Learn to encrypt your files, secure your computer when using public Wi-Fi, enable two-factor authentication, and use good passwords.
Reviewing an external hard drive is not generally very interesting. The best ones are no-frills, empty drives. Since you cannot test long-term reliability in the short term, the feature that matters most is effectively un-testable.
The ioSafe drives are good external hard drives. They come in attractive packages for reasonable prices (about $250 for the 1TB SoloPro, and $160 for the 500GB Rugged Portable), and have plenty of space for backing up your client files. They also leave out the crapware that tends to come with external hard drives.
Ending the review there, however, would utterly fail to do justice to the ioSafe drives. Unlike a regular drive, these are built to protect your data from the kind of abuse that would turn a regular drive into a pile of particles.
Here is a closer look at the first drives you might be able to trust with your most-important data—without a secondary backup.
The SoloPro is ioSafe’s flagship external hard drive. You can definitely find less-expensive (and much smaller) 1 terabyte external hard drives (the Western Digital Elements, for example), but you will notice why the SoloPro is different the moment you pick up the box. It is the size of a small computer, and it weighs a hefty 15 pounds. That’s because you can run it over with an earth mover, drop a building on it, chuck it in a pond for over a week, and use it as cover in a gunfight. I’m not kidding, either. Click this link to see the kind of abuse this thing has been subjected to.
And it’s still a very reasonable $250.
After such a series of unfortunate events, of course, it may be difficult to plug in a USB cable, which is why ioSafe also bundles 1 year of data recovery service with with its drives. You just send off your mangled drive unit, and ioSafe will get the data off the disc for you.
In other words, in the event of catastrophe, this is the hard drive you want to have in your office. It will survive long after your computer has been reduced to high tech rubble. It even comes with a tab so you can bolt it to the floor, in case you expect stronger-than-average thieves (regular-strength thieves aren’t likely to want to haul this thing to the getaway card).
ioSafe Rugged Portable

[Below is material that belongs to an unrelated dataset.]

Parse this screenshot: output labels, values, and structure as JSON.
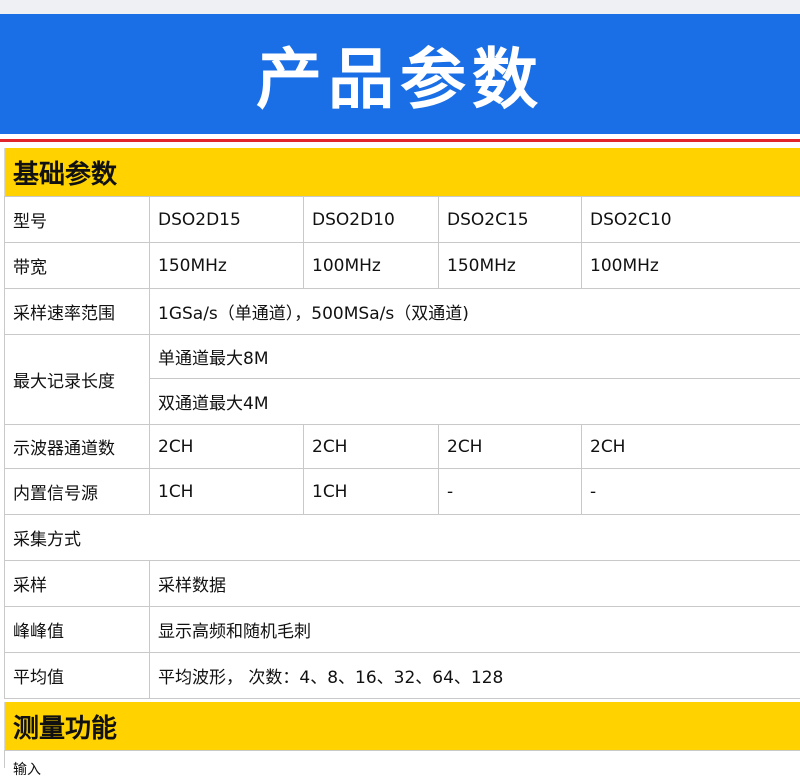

The Rugged Portable is still a bit bigger and heavier than, say, a Western Digital Passport, but like its bigger brother, that’s because it can take a beating. Just not quite as much of a beating as its bigger brother. No torching it, for example, and you will have to drop smaller buildings on it if it is going to survives. And it is small enough—and light enough—to fit in your bag or briefcase.
In other words, if you are going to drop a portable hard drive with your trial materials on it in a snowbank on the way to court, this is the one you’ll want to drop. Like the SoloPro, it also includes a year of data recovery service in the purchase price for a very reasonable $160.
Should you pay the premium for more durable backup?
The SoloPro is about $120 more than a non-rugged external hard drive like the Western Digital Elements 1TB. The Rugged Portable is about $40 more than the Western Digital Passport 500GB. Of course, those drives may not survive a drop, while the SoloPro should survive an earthquake, a tsunami, hurricane, and asteroid strike one after another. Data recovery ain’t cheap, either, so the inclusion of data recovery—even just for a year—is a great value.
I think an extra $40 or $120 is pretty reasonable for that kind of peace of mind, especially since you will probably own an ioSafe SoloPro or Rugged Portable for years.
In fact, I think these drives might give rise to an exception to my longstanding advice to always have at least two backups in two locations (one local, one remote). I’ve posted my thoughts on this in the LAB. Visit that thread and let me know what you think (if you can’t see the thread, you just have to sign up—it’s free).